10-year Treasury yield drops to record low of 1.31% as coronavirus hits the global economy

The 10-year Treasury yield fell to a record low on Tuesday as coronavirus fears raised concerns about global economic growth and sent investors scrambling into the safety of U.S. government bonds.

The yield on the benchmark 10-year Treasury note fell about more than 6 basis points to 1.312% during morning trading, below its previous record low of 1.325% set on July 6, 2016 in the aftermath of the United Kingdom's Brexit vote.

The yield on the 30-year Treasury bond tumbled more than 3 basis points to a new all-time low of 1.798%. The long-duration rate has plunged about 40 basis points this year. Bond yields fall as prices rise.

A sharp rise in cases of the new coronavirus in Italy, South Korea and the Middle East sparked fears of a global pandemic that will slow the world economy. U.S. health officials said that Americans should "prepare for the expectation that this is going to be bad," sending investors running for cover.

"Should it devolve into an outright pandemic where you can expect to see more material diminution of economic activity, if not even conjure up a heightened risk of recession, then why shouldn't the 10-year yield break through even a 1-handle," said Mark Luschini, chief investment strategist at Janney Montgomery Scott.

The Centers for Disease Control and Prevention said the coronavirus is "likely" to continue to spread throughout the U.S. and outlined what schools and businesses should do if the disease becomes an epidemic. Total confirmed cases globally have surged to more than 80,200 and at least 2,704 people have died of the coronavirus.
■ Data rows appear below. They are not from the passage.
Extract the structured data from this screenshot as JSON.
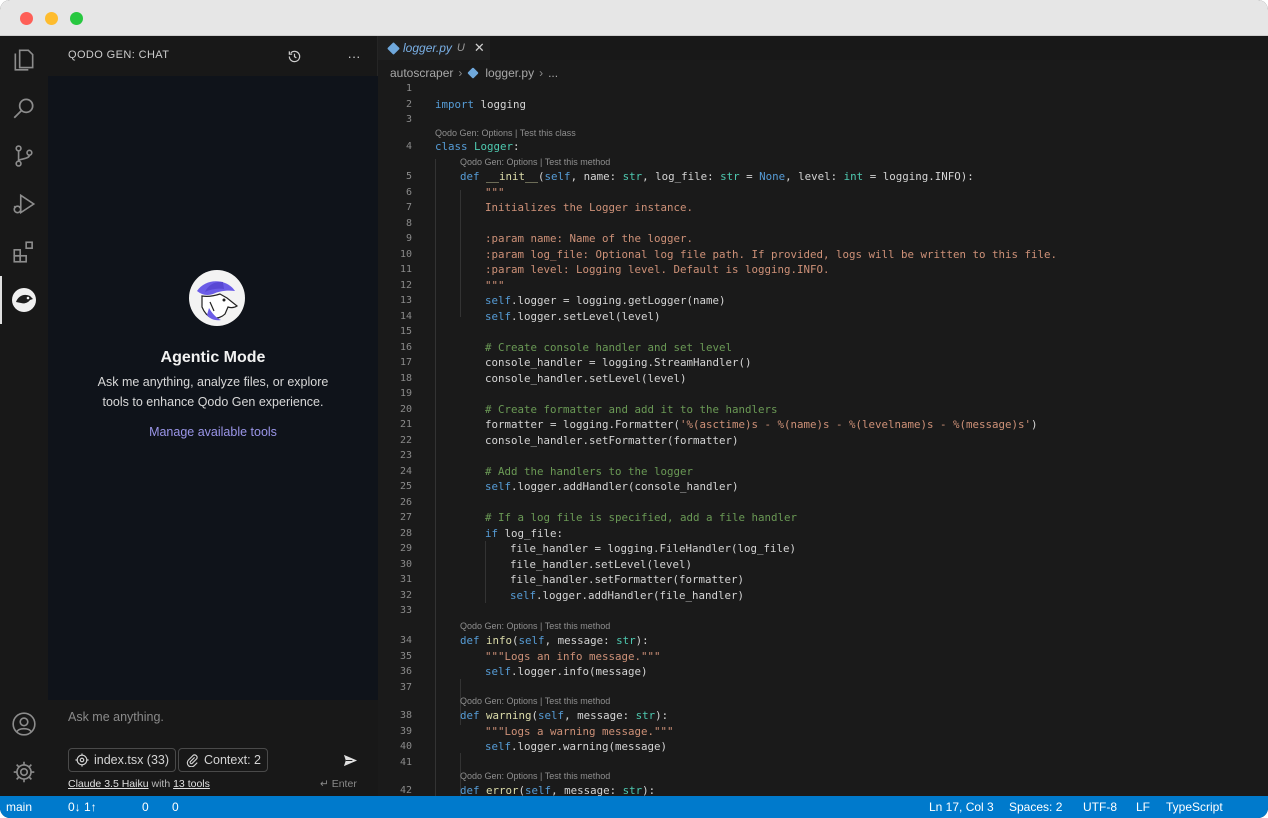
{
  "colors": {
    "status_bar": "#007acc",
    "accent_link": "#9a95e8",
    "logo_purple": "#6b5ce7",
    "keyword": "#569cd6",
    "string": "#ce9178",
    "comment": "#6a9955"
  },
  "activity_bar": {
    "icons": [
      "files-icon",
      "search-icon",
      "source-control-icon",
      "run-debug-icon",
      "extensions-icon",
      "qodo-icon",
      "account-icon",
      "settings-gear-icon"
    ]
  },
  "sidebar": {
    "title": "QODO GEN: CHAT",
    "history_icon": "history-icon",
    "more_icon": "more-icon",
    "more_label": "···",
    "empty_state": {
      "title": "Agentic Mode",
      "description": "Ask me anything, analyze files, or explore tools to enhance Qodo Gen experience.",
      "link": "Manage available tools"
    },
    "input": {
      "placeholder": "Ask me anything.",
      "chip_file": "index.tsx (33)",
      "chip_context": "Context: 2",
      "model": "Claude 3.5 Haiku",
      "with": "with",
      "tools": "13 tools",
      "enter_hint": "↵ Enter"
    }
  },
  "editor": {
    "tab": {
      "name": "logger.py",
      "modified": "U",
      "close": "✕"
    },
    "breadcrumb": {
      "folder": "autoscraper",
      "file": "logger.py",
      "more": "..."
    },
    "lens_class": "Qodo Gen: Options | Test this class",
    "lens_method": "Qodo Gen: Options | Test this method",
    "lines": {
      "l2": {
        "kw": "import",
        "rest": " logging"
      },
      "l4": {
        "kw": "class",
        "name": " Logger",
        "rest": ":"
      },
      "l5": {
        "kw": "def",
        "fn": " __init__",
        "a": "(",
        "self": "self",
        "b": ", name: ",
        "t1": "str",
        "c": ", log_file: ",
        "t2": "str",
        "d": " = ",
        "none": "None",
        "e": ", level: ",
        "t3": "int",
        "f": " = logging.INFO):"
      },
      "l6": "\"\"\"",
      "l7": "Initializes the Logger instance.",
      "l9": ":param name: Name of the logger.",
      "l10": ":param log_file: Optional log file path. If provided, logs will be written to this file.",
      "l11": ":param level: Logging level. Default is logging.INFO.",
      "l12": "\"\"\"",
      "l13": {
        "self": "self",
        "rest": ".logger = logging.getLogger(name)"
      },
      "l14": {
        "self": "self",
        "rest": ".logger.setLevel(level)"
      },
      "l16": "# Create console handler and set level",
      "l17": "console_handler = logging.StreamHandler()",
      "l18": "console_handler.setLevel(level)",
      "l20": "# Create formatter and add it to the handlers",
      "l21": {
        "a": "formatter = logging.Formatter(",
        "str": "'%(asctime)s - %(name)s - %(levelname)s - %(message)s'",
        "b": ")"
      },
      "l22": "console_handler.setFormatter(formatter)",
      "l24": "# Add the handlers to the logger",
      "l25": {
        "self": "self",
        "rest": ".logger.addHandler(console_handler)"
      },
      "l27": "# If a log file is specified, add a file handler",
      "l28": {
        "kw": "if",
        "rest": " log_file:"
      },
      "l29": "file_handler = logging.FileHandler(log_file)",
      "l30": "file_handler.setLevel(level)",
      "l31": "file_handler.setFormatter(formatter)",
      "l32": {
        "self": "self",
        "rest": ".logger.addHandler(file_handler)"
      },
      "l34": {
        "kw": "def",
        "fn": " info",
        "a": "(",
        "self": "self",
        "b": ", message: ",
        "t": "str",
        "c": "):"
      },
      "l35": "\"\"\"Logs an info message.\"\"\"",
      "l36": {
        "self": "self",
        "rest": ".logger.info(message)"
      },
      "l38": {
        "kw": "def",
        "fn": " warning",
        "a": "(",
        "self": "self",
        "b": ", message: ",
        "t": "str",
        "c": "):"
      },
      "l39": "\"\"\"Logs a warning message.\"\"\"",
      "l40": {
        "self": "self",
        "rest": ".logger.warning(message)"
      },
      "l42": {
        "kw": "def",
        "fn": " error",
        "a": "(",
        "self": "self",
        "b": ", message: ",
        "t": "str",
        "c": "):"
      }
    },
    "line_numbers": [
      "1",
      "2",
      "3",
      "4",
      "5",
      "6",
      "7",
      "8",
      "9",
      "10",
      "11",
      "12",
      "13",
      "14",
      "15",
      "16",
      "17",
      "18",
      "19",
      "20",
      "21",
      "22",
      "23",
      "24",
      "25",
      "26",
      "27",
      "28",
      "29",
      "30",
      "31",
      "32",
      "33",
      "34",
      "35",
      "36",
      "37",
      "38",
      "39",
      "40",
      "41",
      "42"
    ]
  },
  "status_bar": {
    "branch": "main",
    "sync": "0↓ 1↑",
    "errors": "0",
    "warnings": "0",
    "cursor": "Ln 17, Col 3",
    "spaces": "Spaces: 2",
    "encoding": "UTF-8",
    "eol": "LF",
    "language": "TypeScript"
  }
}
Stocks were falling sharply along with the tumbling yields on Tuesday. The Dow Jones Industrial Average was down more than 900 points at its session low after suffering its worst day of losses in two years in the previous session.

National Economic Council Director Larry Kudlow told CNBC that the U.S. has "contained" the coronavirus and it will likely not be an "economic tragedy."

Federal Reserve officials see the coronavirus as a significant threat to growth, but the extent of that is not known yet, according to Vice Chairman Richard Clarida.

"The disruption there could spill over to the rest of the global economy," Clarida said Tuesday. "But it is still too soon to even speculate about either the size or the persistence of these effects, or whether they will lead to a material change in the outlook." Should that outlook change, he said, "we will respond accordingly."

Fed rate cut?

Amid the escalated coronavirus fears, traders are now pricing in a 60% chance of an interest rate cut at the Fed's April meeting, according to the CME. The market also assigns a 40% of three cuts before the end of 2020.

"The curve has flattened as yields have declined," said J.P. Morgan interest rates strategist Jay Barry. "It would be more representative of traditional Fed easing dynamics rather than a flight-to-quality. If this directionality persists, it would indicate markets are expecting the Fed to respond imminently to the economic disruption caused by the virus and ease."

Kudlow said, however, he doesn't expect the Fed to cut interest rates in a move to protect markets from the impact the coronavirus.

Fed officials have stated recently rates are in the right place considering current economic conditions. Plus, many believe the coronavirus is presenting a supply shock, which monetary policy does little to help.

Yields also retreated Tuesday after data showed consumer confidence rose less than expected in February as people's assessment of current conditions wavered, fueling concerns about an economic slowdown.

With the conoravirus disrupting the global supply chain, Goldman Sachs slashed its U.S. GDP forecast for the first quarter to just 1.2%, drastically slower than the 2.1% increase in the fourth quarter and 2.3% for the full year 2019. The bank also cut its economic outlook for China.

Many investors have blamed global central banks' persistent monetary easing measures for the falling yields. Global policy makers have been slashing interest rates at the fastest pace since the financial crisis, with more than 25 cuts since the start of 2019, according to Deutsche Bank. About $15 trillion of government bonds worldwide now trade at negative yields, the bank said.

— CNBC's Thomas Franck, Michael Bloom and Jesse Pound contributed reporting.

Five ways the Fed rate cut will impact your money
Five ways the Fed rate cut will impact your money